Start of Block

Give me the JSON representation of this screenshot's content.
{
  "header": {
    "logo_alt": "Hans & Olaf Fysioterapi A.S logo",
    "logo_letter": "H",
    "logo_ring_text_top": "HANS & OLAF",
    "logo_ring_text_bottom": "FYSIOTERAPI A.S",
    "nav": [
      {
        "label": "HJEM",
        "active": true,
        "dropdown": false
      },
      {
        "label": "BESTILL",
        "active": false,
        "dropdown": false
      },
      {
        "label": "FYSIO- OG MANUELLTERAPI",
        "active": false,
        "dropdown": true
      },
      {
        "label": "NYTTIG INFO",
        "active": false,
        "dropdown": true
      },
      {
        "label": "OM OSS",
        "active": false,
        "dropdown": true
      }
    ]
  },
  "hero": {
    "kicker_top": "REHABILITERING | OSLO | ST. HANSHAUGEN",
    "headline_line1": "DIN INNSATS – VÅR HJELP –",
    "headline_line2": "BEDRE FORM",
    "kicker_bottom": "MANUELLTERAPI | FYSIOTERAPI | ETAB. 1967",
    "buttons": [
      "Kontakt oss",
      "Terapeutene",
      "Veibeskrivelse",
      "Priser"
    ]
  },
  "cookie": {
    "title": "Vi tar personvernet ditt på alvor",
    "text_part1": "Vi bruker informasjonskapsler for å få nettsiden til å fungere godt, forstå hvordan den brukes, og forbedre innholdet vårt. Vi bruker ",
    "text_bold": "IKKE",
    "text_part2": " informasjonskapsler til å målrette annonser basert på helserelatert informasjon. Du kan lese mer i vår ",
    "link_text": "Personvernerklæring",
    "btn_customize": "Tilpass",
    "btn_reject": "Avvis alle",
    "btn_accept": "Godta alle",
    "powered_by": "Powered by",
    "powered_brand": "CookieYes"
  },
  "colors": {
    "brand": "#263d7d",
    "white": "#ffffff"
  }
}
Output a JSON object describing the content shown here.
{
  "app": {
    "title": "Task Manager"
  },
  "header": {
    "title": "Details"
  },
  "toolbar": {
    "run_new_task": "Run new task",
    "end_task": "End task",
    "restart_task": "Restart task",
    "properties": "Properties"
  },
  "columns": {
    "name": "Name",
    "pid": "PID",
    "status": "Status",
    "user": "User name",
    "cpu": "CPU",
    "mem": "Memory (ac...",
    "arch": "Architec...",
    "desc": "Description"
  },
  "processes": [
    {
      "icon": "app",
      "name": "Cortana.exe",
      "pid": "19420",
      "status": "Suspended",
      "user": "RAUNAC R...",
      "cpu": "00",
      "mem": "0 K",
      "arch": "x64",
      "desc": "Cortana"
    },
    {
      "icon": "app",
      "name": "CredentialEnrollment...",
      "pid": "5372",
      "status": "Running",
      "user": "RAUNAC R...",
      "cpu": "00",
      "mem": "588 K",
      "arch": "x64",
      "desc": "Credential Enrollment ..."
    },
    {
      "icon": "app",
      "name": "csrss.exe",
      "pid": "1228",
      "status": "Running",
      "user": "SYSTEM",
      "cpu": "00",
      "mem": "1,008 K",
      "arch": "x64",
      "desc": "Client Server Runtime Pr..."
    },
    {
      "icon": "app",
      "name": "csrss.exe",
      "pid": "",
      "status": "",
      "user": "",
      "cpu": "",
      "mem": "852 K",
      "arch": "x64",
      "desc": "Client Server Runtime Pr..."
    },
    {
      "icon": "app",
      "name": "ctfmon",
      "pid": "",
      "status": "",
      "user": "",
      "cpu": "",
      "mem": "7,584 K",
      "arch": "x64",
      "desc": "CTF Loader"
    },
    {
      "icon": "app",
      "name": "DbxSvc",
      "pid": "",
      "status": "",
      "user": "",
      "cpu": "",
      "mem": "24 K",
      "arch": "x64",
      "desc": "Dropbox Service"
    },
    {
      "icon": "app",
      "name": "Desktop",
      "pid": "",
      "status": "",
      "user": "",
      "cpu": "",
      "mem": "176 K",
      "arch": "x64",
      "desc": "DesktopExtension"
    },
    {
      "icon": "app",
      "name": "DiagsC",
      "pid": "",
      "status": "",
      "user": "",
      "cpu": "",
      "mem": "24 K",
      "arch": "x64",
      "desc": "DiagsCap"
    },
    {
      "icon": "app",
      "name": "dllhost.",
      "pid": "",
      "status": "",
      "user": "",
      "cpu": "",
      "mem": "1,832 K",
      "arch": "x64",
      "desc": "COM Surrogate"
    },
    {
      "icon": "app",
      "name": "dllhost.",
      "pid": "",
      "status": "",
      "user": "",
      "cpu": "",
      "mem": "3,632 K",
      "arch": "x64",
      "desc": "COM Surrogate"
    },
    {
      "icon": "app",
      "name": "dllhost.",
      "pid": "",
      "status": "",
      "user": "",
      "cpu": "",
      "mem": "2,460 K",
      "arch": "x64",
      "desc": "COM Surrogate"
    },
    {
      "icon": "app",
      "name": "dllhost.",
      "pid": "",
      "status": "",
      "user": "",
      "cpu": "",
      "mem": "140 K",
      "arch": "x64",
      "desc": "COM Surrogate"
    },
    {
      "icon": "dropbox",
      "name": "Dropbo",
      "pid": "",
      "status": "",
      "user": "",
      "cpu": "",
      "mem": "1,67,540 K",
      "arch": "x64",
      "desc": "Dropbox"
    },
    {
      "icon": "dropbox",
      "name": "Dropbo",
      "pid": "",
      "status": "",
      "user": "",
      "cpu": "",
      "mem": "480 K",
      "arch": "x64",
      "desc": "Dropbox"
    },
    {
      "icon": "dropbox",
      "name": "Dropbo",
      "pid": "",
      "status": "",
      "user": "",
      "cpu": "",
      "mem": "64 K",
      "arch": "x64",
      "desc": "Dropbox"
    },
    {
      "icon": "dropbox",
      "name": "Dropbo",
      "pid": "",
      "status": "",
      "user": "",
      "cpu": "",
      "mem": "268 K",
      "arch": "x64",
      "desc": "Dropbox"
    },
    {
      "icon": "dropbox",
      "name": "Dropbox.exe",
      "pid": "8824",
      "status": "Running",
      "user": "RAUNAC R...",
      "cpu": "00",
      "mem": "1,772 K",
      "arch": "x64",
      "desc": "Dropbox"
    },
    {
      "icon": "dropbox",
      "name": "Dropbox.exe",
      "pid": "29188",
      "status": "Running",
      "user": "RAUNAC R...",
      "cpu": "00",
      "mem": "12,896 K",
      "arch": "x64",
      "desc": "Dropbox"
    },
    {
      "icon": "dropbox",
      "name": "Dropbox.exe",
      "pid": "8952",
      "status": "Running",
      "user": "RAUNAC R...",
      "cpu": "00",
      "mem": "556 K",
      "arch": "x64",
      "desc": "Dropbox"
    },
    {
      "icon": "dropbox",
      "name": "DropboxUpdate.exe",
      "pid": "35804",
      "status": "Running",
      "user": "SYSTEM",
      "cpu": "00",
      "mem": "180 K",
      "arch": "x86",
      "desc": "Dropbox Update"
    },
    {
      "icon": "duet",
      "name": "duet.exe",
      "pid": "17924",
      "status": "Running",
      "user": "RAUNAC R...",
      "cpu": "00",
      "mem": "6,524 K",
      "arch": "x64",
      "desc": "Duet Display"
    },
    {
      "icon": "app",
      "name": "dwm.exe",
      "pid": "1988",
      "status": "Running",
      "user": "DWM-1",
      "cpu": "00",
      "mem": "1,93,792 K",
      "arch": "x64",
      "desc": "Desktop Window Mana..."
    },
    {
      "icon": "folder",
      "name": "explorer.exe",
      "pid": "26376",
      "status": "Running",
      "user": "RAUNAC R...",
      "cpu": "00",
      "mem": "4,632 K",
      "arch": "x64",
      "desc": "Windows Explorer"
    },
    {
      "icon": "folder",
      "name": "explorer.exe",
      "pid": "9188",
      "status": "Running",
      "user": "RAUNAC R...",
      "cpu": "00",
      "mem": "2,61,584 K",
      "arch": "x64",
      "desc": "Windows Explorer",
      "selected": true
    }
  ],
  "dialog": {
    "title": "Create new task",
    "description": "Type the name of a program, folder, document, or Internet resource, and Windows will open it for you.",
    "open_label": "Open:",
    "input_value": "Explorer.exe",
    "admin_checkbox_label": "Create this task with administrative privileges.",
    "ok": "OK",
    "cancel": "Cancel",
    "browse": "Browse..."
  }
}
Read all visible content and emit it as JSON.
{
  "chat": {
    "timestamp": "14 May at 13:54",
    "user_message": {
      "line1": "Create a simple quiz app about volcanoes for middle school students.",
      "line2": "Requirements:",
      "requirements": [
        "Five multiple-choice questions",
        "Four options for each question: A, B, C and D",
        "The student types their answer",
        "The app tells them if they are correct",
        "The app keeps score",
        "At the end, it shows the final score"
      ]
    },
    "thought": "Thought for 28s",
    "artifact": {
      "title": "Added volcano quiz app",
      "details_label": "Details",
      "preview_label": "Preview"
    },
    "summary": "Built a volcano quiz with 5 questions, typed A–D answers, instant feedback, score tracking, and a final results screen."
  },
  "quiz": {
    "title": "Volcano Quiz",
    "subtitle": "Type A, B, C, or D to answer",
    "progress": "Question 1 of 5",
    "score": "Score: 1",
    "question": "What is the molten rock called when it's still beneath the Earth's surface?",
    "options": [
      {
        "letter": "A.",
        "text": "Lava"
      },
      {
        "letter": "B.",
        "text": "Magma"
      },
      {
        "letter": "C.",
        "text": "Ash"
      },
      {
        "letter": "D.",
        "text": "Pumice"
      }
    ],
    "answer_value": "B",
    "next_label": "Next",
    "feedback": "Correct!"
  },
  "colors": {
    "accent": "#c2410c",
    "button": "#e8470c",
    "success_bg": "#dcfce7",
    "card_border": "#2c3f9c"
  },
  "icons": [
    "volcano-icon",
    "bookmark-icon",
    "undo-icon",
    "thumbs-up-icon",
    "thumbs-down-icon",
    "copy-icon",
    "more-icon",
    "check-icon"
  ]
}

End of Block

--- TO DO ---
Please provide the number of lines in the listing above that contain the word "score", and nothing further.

--- RESPONSE AREA ---
4